  • Ode to Oil. Cleveland Heights, OH: Kattywompus Press, 2011.
  • Instants. New York: Ugly Duckling Presse, 2006
  • Primer for Non-Native Speakers. Kent, OH: Wick Poetry Series, 2004.

Anthologies Edited[edit]

  • Come Together: Imagine Peace: An Anthology of Peace Poems. Introduction by Philip Metres. Ed. Philip Metres, Ann Smith, and Larry Smith. Huron, OH: Bottom Dog Press, 2008.

Honors and Awards[edit]

  • Ohio Arts Council Individual Excellence Award, Poetry, 2016
  • Lyric Poetry Award, Poetry Society of America, 2016
  • Lannan Literary Fellowship, 2015.
  • George W. Hunt, S.J., Prize, 2015
  • PEN/Heim Translation Fund Grant, 2014
  • Creative Workforce Fellowship, 2014
  • Ohio Arts Council Individual Excellence Award, Poetry, 2014
  • National Endowment for the Arts Fellowship, 2013
  • Ohio Arts Council Individual Excellence Award, Poetry, 2012
  • Ohio Arts Council Individual Excellence Award, Criticism, 2012
  • Massachusetts Review Anne Halley Prize for Best Poem, 2012
  • Cleveland Arts Prize, Emerging Artist Award, 2010
  • Ohio Arts Council Individual Excellence Award Grant, Criticism, 2009
  • To See the Earth, Jury Prize for the Lit’s Literary Showcase, September 2008
  • “For the Fifty Who Formed PEACE With Their Bodies,” First Place, Twin Cranes Peace Poem contest, 2004
  • “The Doors of Vereshchagin,” First Place, New Words/Akron Art Museum contest, 2004
  • Ohio Arts Council Individual Excellence Award, Poetry, 2004
  • Behind the Lines, COPRED/OMNI PeaceWriting Award 2002
  • “Ashberries,” The Best American Poetry, 2002
  • National Endowment of the Arts Individual Artist Fellowship, 2001
  • Ross Lockridge Jr. Award for Creative Writing, Indiana University, 2001
  • Guy Lemmon Prize for Professional Writing, Indiana University, 2000
  • QALAM (Arab-American Literature) Contest, First Prize, Poetry, 1999
  • Thomas J. Watson Fellowship, 1992-3
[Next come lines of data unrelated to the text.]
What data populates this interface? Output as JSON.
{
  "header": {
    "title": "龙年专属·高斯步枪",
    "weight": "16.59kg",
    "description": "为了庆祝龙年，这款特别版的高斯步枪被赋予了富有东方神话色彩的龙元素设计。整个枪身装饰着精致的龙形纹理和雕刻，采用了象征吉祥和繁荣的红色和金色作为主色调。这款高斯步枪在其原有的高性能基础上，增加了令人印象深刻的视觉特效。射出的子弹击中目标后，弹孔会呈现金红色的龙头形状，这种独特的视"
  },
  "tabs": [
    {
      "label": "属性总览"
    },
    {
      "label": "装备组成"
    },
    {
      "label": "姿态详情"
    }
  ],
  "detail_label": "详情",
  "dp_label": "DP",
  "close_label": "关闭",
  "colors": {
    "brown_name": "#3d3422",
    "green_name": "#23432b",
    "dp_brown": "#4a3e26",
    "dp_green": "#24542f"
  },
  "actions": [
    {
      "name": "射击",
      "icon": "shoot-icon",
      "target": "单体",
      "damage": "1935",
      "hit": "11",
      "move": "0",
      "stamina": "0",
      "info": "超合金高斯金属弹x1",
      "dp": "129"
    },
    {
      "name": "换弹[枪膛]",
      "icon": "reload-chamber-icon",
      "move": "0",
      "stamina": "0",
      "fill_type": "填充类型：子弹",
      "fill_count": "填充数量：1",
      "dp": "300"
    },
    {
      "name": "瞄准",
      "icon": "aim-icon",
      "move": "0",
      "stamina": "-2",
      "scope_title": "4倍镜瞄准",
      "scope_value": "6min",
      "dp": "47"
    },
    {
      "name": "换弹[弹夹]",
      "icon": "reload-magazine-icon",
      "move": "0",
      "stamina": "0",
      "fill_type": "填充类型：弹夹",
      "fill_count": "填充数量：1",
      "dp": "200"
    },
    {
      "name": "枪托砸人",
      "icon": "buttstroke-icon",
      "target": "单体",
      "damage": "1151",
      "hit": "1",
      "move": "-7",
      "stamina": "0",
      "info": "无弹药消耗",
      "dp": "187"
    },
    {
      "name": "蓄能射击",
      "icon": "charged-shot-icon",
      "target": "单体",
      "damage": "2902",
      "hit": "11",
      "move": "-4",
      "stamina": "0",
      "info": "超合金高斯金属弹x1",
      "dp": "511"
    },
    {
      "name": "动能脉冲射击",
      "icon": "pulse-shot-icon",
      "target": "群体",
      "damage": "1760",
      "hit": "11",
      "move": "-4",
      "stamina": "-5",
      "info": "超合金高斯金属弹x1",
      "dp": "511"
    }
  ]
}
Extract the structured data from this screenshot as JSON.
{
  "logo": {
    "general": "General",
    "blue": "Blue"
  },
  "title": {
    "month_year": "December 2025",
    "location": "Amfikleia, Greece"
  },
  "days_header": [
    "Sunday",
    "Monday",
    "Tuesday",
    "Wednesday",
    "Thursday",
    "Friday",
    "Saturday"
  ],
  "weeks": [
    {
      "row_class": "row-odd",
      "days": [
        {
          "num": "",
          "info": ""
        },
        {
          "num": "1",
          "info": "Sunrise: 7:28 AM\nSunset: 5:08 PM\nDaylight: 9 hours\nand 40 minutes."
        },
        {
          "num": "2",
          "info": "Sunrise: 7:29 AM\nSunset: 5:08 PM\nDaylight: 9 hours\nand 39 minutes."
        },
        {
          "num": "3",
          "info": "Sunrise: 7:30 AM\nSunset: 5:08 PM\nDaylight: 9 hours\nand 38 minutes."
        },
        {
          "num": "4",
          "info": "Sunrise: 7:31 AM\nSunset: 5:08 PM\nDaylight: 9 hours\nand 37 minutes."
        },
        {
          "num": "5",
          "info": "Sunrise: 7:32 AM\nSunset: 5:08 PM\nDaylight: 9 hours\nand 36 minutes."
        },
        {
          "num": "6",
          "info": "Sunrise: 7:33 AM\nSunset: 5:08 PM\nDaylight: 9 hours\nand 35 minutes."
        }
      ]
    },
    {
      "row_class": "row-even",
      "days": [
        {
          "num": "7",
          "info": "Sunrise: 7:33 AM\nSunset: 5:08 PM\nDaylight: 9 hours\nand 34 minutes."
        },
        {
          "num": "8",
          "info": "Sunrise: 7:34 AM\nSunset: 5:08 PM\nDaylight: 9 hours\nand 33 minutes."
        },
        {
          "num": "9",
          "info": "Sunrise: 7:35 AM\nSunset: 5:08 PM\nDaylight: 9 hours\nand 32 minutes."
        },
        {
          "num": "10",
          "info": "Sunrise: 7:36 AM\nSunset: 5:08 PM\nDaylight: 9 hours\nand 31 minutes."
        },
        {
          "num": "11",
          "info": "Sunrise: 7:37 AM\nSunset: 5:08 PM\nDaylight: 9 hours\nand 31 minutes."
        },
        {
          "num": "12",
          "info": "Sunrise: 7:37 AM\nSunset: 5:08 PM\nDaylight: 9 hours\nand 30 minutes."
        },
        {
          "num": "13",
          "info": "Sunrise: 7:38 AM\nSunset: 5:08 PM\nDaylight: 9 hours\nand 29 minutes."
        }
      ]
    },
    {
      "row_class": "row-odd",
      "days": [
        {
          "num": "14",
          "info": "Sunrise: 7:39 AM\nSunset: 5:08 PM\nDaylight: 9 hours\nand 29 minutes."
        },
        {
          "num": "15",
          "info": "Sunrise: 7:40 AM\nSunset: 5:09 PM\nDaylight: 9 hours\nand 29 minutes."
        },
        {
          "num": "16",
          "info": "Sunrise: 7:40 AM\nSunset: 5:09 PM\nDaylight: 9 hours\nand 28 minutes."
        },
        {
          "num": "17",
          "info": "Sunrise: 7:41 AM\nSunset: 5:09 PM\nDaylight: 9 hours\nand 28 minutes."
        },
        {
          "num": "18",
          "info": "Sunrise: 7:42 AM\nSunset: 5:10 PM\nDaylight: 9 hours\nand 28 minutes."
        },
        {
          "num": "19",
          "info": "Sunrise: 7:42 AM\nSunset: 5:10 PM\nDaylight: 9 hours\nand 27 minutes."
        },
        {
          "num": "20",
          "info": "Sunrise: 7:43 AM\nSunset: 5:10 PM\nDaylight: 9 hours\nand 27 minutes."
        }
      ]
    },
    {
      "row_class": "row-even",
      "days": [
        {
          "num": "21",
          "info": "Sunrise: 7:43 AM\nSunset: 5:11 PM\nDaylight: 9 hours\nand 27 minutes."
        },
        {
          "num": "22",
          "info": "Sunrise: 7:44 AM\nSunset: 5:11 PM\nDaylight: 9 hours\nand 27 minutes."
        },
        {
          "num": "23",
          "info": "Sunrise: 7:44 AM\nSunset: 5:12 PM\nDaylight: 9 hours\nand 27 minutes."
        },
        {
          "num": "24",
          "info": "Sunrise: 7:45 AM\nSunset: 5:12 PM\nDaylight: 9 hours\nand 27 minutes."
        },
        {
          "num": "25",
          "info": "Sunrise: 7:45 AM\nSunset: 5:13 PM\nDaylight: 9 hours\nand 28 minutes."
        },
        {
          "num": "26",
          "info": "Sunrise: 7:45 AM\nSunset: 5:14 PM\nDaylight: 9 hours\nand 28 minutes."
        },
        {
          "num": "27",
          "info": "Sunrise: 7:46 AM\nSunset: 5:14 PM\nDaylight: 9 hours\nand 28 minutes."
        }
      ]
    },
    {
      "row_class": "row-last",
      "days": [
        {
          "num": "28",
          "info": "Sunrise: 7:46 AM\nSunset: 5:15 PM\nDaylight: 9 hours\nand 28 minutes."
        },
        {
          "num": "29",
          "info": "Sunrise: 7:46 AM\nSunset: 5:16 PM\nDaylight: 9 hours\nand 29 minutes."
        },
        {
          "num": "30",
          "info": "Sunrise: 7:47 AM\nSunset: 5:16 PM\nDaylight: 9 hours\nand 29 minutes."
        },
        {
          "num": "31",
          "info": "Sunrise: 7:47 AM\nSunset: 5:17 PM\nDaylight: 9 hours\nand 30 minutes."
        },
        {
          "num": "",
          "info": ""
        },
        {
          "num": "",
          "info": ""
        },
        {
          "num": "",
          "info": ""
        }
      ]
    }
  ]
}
References[edit]

  1. ^ "Biography: Philip Metres". Poetry Foundation. Retrieved 13 February 2012. 
  2. ^ Tin House. "Trash: Issue #13, Fall 2002". Tin House. Retrieved 13 February 2012. 
  3. ^ "Poets for Living Waters: Three Poems by Philip Metres.". Poets Gulf Coast. Retrieved 13 February 2012. 
  4. ^ "Third Factory/Notes to Poetry: Attention Span 2011 – Philip Metres.". Third Factory. Retrieved 13 February 2012. 
  5. ^ Metres, Phil. "Baby Weight.". Cleveland Magazine. Retrieved 13 February 2012. 
  6. ^ Hix, H.L. "Philip Metres' Answers". Retrieved 13 February 2012. 
  7. ^ Gregory, Alicia. "Review: 'I Go to the Ruined Place'". Foreign Policy in Focus. Retrieved 13 February 2012. 
  8. ^ Patton, Susan Ruiz. "Phil Metres, Poet: 2010 Emerging Artist Award for Literature". Cleveland Arts Prize. Retrieved 13 February 2012. 
  9. ^ "Phil Metres". RateMyProfessors.com. Retrieved 13 February 2012. 
  10. ^ "Philip Metres: The Poet Who Imagines Peace.". Voices Education Project. Retrieved 13 February 2012. 
  11. ^ "Phil Metres Reads at His Poetry". Literary Cafe. Retrieved 13 February 2012. 
  12. ^ "Instants by Philip Metres.". Ugly Duckling Presse. Retrieved 13 February 2012. 

External links[edit]